The next chapter begins around 1988 with the arrival of a new Great-granddaughter, with family moving in right next door. She began to feel life again, she was no longer just going through the motions. She helped to care for that Granddaughter at age 63 and the other Great-grandchildren as they arrived, four in all by 1996. The children loved going to Gram's house and she loved having them -- and they knew it. But she loved her entire family, not just these later ones. She said once that each generation was that much more precious to her. God graced her to be able to see two Great-great-Grandsons before her body began to fail her.

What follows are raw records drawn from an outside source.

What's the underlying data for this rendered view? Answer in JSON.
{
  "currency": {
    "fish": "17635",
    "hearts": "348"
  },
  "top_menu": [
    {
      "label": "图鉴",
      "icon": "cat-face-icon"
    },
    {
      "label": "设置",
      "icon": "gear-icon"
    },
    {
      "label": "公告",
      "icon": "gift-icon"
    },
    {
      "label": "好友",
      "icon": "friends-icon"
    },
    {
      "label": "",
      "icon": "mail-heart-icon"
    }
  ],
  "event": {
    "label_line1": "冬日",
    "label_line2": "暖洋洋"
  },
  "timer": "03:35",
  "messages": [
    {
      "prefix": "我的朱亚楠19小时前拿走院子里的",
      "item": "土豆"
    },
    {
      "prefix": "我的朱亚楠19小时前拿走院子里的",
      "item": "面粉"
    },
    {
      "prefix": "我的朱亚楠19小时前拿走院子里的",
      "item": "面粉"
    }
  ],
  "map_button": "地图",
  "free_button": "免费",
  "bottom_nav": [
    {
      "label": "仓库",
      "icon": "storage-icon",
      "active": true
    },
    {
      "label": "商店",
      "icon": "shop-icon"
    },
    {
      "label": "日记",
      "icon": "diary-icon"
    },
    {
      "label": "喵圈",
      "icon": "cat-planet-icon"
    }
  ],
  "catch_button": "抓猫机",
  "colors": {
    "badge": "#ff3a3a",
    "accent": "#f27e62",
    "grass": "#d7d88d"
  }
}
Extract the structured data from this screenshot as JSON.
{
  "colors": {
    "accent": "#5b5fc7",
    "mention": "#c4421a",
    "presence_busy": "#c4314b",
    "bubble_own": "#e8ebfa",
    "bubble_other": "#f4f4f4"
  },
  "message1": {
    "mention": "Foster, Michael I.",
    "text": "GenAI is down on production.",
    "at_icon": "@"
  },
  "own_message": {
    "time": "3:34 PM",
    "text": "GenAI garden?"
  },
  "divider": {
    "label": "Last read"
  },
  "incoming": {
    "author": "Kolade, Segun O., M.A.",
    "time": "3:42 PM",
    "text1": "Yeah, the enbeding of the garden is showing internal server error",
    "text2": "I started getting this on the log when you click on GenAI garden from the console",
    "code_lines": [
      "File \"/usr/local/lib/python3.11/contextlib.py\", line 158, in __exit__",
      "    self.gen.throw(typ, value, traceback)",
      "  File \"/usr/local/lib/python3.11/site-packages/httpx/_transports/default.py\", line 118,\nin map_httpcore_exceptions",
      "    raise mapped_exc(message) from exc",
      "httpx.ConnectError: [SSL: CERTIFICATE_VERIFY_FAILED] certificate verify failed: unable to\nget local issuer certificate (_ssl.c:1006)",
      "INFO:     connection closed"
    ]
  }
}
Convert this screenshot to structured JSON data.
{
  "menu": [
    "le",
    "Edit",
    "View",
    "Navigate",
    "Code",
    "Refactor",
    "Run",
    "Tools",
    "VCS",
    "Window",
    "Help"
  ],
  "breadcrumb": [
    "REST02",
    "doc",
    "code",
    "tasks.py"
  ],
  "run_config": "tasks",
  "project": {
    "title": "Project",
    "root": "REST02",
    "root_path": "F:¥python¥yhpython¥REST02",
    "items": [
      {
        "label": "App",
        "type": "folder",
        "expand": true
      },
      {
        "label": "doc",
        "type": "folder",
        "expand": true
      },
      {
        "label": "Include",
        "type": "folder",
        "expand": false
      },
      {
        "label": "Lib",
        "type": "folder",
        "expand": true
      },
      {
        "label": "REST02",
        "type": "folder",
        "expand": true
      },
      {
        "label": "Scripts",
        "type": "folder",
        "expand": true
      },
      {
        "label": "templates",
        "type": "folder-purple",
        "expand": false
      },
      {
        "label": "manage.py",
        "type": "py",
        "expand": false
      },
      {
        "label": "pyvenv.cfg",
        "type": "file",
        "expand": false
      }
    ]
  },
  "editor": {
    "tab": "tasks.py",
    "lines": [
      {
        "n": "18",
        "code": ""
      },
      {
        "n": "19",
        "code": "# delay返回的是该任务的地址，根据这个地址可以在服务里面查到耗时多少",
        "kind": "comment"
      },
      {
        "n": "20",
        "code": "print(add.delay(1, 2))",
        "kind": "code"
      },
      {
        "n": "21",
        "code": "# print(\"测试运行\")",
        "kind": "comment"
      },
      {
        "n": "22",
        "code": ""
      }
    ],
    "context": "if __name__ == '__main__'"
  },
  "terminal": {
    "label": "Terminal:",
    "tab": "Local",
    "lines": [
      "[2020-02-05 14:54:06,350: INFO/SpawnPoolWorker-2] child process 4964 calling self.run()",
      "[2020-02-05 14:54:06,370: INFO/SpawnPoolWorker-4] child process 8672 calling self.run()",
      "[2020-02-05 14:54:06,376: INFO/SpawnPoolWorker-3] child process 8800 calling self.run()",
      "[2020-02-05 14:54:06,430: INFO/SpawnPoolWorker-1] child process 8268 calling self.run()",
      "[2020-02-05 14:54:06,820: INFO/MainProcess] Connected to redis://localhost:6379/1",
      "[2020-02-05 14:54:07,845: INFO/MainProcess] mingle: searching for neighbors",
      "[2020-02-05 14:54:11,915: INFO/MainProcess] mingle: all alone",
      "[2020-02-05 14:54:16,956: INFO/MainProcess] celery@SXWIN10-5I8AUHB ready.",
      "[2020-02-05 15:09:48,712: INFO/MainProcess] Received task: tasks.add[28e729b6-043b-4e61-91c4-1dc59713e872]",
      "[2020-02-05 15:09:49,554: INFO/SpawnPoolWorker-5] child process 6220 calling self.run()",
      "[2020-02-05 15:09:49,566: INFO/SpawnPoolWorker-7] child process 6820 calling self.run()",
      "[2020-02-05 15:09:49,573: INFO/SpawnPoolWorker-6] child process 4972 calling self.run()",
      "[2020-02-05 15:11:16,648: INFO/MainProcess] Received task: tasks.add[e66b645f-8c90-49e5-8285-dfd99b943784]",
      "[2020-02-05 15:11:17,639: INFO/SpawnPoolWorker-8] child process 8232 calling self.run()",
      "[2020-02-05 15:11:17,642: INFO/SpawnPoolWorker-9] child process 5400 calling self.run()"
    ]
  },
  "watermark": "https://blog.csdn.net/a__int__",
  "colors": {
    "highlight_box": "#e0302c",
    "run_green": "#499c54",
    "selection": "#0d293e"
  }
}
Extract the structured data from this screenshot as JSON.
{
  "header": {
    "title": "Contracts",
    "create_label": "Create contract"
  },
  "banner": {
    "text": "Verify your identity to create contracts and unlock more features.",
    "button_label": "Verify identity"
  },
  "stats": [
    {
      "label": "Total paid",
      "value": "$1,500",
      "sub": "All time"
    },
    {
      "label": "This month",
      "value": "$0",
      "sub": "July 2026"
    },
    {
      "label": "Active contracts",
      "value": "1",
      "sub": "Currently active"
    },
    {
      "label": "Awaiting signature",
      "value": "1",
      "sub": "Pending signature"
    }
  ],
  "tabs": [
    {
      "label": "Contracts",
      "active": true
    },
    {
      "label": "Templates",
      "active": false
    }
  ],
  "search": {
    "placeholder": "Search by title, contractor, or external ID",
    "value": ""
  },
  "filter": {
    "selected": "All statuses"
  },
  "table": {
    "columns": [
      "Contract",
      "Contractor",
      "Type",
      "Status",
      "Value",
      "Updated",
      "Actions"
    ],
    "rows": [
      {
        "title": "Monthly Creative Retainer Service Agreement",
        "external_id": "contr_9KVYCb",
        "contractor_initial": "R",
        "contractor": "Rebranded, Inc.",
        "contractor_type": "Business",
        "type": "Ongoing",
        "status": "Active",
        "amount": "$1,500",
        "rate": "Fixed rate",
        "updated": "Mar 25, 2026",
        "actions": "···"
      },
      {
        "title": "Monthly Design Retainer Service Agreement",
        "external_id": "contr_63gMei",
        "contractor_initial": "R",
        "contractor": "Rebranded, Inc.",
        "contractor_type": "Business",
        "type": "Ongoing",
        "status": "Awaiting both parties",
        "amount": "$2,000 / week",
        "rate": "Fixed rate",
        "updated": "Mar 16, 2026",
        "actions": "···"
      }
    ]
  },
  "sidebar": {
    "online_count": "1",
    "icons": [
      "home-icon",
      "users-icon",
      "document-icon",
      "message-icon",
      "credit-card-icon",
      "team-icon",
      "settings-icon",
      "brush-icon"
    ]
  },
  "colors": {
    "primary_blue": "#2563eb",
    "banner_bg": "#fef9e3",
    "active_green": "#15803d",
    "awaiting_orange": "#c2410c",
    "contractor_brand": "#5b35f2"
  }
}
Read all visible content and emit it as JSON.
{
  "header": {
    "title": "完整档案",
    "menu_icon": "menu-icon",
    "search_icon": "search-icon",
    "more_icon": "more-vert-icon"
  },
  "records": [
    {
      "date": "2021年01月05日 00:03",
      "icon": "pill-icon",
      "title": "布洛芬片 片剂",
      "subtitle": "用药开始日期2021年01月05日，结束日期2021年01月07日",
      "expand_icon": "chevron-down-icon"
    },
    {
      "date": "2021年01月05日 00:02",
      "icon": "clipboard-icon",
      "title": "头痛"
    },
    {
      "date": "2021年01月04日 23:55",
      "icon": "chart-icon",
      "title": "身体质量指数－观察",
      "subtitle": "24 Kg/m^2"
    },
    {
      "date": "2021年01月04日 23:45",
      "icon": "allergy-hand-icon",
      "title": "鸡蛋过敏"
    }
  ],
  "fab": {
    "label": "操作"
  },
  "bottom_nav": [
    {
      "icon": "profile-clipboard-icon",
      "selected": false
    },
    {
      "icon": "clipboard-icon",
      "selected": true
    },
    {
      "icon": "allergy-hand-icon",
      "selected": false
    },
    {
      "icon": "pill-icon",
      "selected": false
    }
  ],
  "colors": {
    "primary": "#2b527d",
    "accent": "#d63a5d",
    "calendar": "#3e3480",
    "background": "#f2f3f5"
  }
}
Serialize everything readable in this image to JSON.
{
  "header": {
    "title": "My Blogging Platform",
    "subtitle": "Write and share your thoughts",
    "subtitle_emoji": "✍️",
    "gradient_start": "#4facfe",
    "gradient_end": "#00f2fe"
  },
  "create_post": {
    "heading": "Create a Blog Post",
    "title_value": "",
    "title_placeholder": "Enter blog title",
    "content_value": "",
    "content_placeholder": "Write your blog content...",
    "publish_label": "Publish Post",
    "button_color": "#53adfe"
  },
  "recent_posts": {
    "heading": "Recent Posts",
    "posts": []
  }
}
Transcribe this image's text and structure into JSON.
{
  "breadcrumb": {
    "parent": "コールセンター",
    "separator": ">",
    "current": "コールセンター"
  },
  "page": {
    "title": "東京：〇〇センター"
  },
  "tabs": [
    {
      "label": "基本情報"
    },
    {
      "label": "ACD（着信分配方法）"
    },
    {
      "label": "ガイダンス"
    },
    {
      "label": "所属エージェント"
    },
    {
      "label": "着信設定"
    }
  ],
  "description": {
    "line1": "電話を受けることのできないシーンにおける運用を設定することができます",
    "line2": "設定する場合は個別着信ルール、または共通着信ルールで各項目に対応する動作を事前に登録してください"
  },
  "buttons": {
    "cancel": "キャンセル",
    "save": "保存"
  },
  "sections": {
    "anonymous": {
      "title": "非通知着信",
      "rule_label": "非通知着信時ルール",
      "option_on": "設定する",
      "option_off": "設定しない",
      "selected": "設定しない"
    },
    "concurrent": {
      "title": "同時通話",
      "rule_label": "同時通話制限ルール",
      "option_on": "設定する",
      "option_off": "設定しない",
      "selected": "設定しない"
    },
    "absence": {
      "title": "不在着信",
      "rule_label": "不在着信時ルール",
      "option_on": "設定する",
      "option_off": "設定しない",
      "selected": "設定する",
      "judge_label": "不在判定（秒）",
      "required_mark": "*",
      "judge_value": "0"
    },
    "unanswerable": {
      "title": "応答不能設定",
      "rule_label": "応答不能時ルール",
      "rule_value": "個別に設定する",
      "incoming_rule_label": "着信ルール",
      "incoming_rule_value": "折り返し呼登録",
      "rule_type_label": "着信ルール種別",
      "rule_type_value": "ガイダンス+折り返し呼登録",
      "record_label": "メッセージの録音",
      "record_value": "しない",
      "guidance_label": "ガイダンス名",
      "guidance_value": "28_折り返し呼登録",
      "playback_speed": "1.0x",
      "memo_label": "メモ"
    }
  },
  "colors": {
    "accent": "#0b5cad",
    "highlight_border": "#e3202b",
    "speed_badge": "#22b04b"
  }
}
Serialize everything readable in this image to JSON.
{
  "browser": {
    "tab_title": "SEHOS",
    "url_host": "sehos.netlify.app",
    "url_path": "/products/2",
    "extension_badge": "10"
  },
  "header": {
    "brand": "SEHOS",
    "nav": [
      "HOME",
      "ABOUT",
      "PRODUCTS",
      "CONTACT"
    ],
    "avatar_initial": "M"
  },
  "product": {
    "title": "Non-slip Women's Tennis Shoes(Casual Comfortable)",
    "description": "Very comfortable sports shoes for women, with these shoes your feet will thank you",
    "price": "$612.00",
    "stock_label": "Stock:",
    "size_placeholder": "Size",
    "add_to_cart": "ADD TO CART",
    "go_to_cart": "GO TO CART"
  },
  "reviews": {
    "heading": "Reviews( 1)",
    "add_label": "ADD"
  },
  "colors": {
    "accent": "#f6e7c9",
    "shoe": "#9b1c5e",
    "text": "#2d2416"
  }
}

Over the years, she has been a refuge, a rock. Her faith never wavered even during difficult times. She used her faith to teach the next generations, sometimes in her stories, oftentimes in her quiet example, her dignity, her servant's heart. It is this heritage that I celebrate this evening. That hope that tells us that this world is not the end. That we KNOW we will see her again as she is being cared for by Hospice and her loved ones now. Thirty-five years, almost to the day, she has waited to see Vern. My Grandmother, Marian Donley, is who I write of, as I'm sure many already may know. She is 92 and will be taken soon. What a blessing to be able to call myself her Granddaughter... We love you, Gram. You will be missed when you go, but we will see you soon. Thank you for a life well lived.
"Love is patient ,love is kind, it does not envy, it does not boast it is not proud, it is not self seeking, it is not easily angered, it keeps no record of wrongs. Love does not delight in evil but rejoices with the truth, it always trusts, always hopes, always persevered, love never fails." 1 Corinthians 13:4-9"
Gram passed this morning, Sunday 8-20-17 at 3:00 a.m.
[Composed by my sister. Words fail me.... So I will use my mom's, & sisters words.]
Great-Grandma does not look like the picture on the left anymore, I know in my heart she looks like the woman on the right. She is with Jesus, and all her loved ones waiting, and I can't even imagine how amazing she must feel now!
I loved having her as my Grandma and I can't believe just how blessed I was to have her in my life! She will always be in my heart. I love you, Grandma! 💕
Marian Annabelle Larimer Donley
November 28, 1924 - August 20, 2017